* WHAT NEEDS TO BE DONE
Scan the listing below for the string "Tudományegyetem" and copy each line where it turns up.

* EXERCISE MATERIALS
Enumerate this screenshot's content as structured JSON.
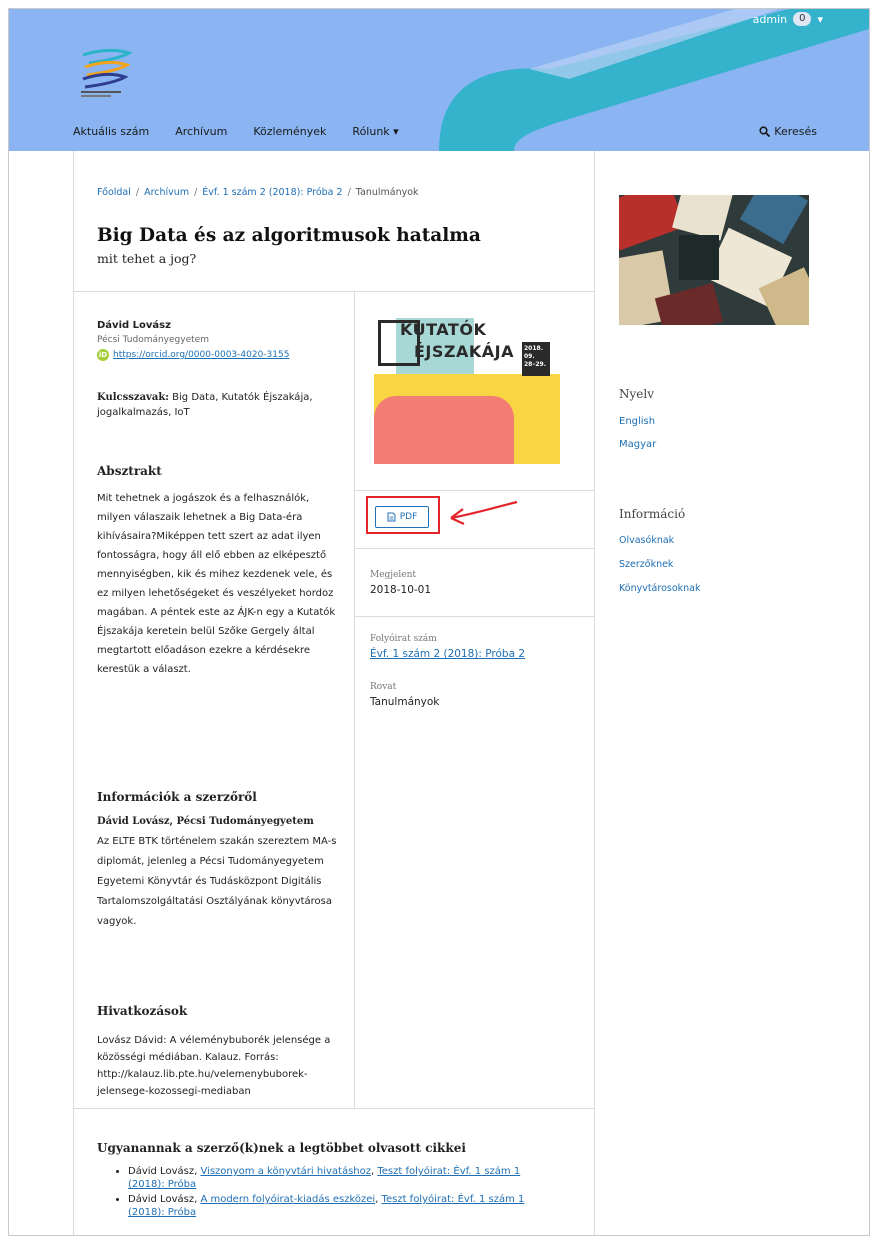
{
  "header": {
    "user_name": "admin",
    "notification_count": "0",
    "nav": [
      "Aktuális szám",
      "Archívum",
      "Közlemények",
      "Rólunk"
    ],
    "search_label": "Keresés",
    "colors": {
      "header_bg": "#8ab4f2",
      "swoosh": "#2bb3c8",
      "link": "#1e6fb5"
    }
  },
  "breadcrumb": [
    "Főoldal",
    "Archívum",
    "Évf. 1 szám 2 (2018): Próba 2",
    "Tanulmányok"
  ],
  "article": {
    "title": "Big Data és az algoritmusok hatalma",
    "subtitle": "mit tehet a jog?",
    "author_name": "Dávid Lovász",
    "author_affiliation": "Pécsi Tudományegyetem",
    "orcid": "https://orcid.org/0000-0003-4020-3155",
    "keywords_label": "Kulcsszavak:",
    "keywords": "Big Data, Kutatók Éjszakája, jogalkalmazás, IoT",
    "abstract_heading": "Absztrakt",
    "abstract": "Mit tehetnek a jogászok és a felhasználók, milyen válaszaik lehetnek a Big Data-éra kihívásaira?Miképpen tett szert az adat ilyen fontosságra, hogy áll elő ebben az elképesztő mennyiségben, kik és mihez kezdenek vele, és ez milyen lehetőségeket és veszélyeket hordoz magában. A péntek este az ÁJK-n egy a Kutatók Éjszakája keretein belül Szőke Gergely által megtartott előadáson ezekre a kérdésekre kerestük a választ.",
    "about_author_heading": "Információk a szerzőről",
    "about_author_name": "Dávid Lovász, Pécsi Tudományegyetem",
    "about_author_text": "Az ELTE BTK történelem szakán szereztem MA-s diplomát, jelenleg a Pécsi Tudományegyetem Egyetemi Könyvtár és Tudásközpont Digitális Tartalomszolgáltatási Osztályának könyvtárosa vagyok.",
    "references_heading": "Hivatkozások",
    "references": "Lovász Dávid: A véleménybuborék jelensége a közösségi médiában. Kalauz. Forrás: http://kalauz.lib.pte.hu/velemenybuborek-jelensege-kozossegi-mediaban"
  },
  "cover": {
    "line1": "KUTATÓK",
    "line2": "ÉJSZAKÁJA",
    "date": "2018. 09. 28–29."
  },
  "galley": {
    "pdf_label": "PDF"
  },
  "meta": {
    "published_label": "Megjelent",
    "published_value": "2018-10-01",
    "issue_label": "Folyóirat szám",
    "issue_value": "Évf. 1 szám 2 (2018): Próba 2",
    "section_label": "Rovat",
    "section_value": "Tanulmányok"
  },
  "most_read": {
    "heading": "Ugyanannak a szerző(k)nek a legtöbbet olvasott cikkei",
    "items": [
      {
        "author": "Dávid Lovász,",
        "title": "Viszonyom a könyvtári hivatáshoz",
        "issue": "Teszt folyóirat: Évf. 1 szám 1 (2018): Próba"
      },
      {
        "author": "Dávid Lovász,",
        "title": "A modern folyóirat-kiadás eszközei",
        "issue": "Teszt folyóirat: Évf. 1 szám 1 (2018): Próba"
      }
    ]
  },
  "sidebar": {
    "language_heading": "Nyelv",
    "languages": [
      "English",
      "Magyar"
    ],
    "info_heading": "Információ",
    "info_links": [
      "Olvasóknak",
      "Szerzőknek",
      "Könyvtárosoknak"
    ]
  }
}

* RESPONSE TO THIS TASK
    "author_affiliation": "Pécsi Tudományegyetem",
    "about_author_name": "Dávid Lovász, Pécsi Tudományegyetem",
    "about_author_text": "Az ELTE BTK történelem szakán szereztem MA-s diplomát, jelenleg a Pécsi Tudományegyetem Egyetemi Könyvtár és Tudásközpont Digitális Tartalomszolgáltatási Osztályának könyvtárosa vagyok.",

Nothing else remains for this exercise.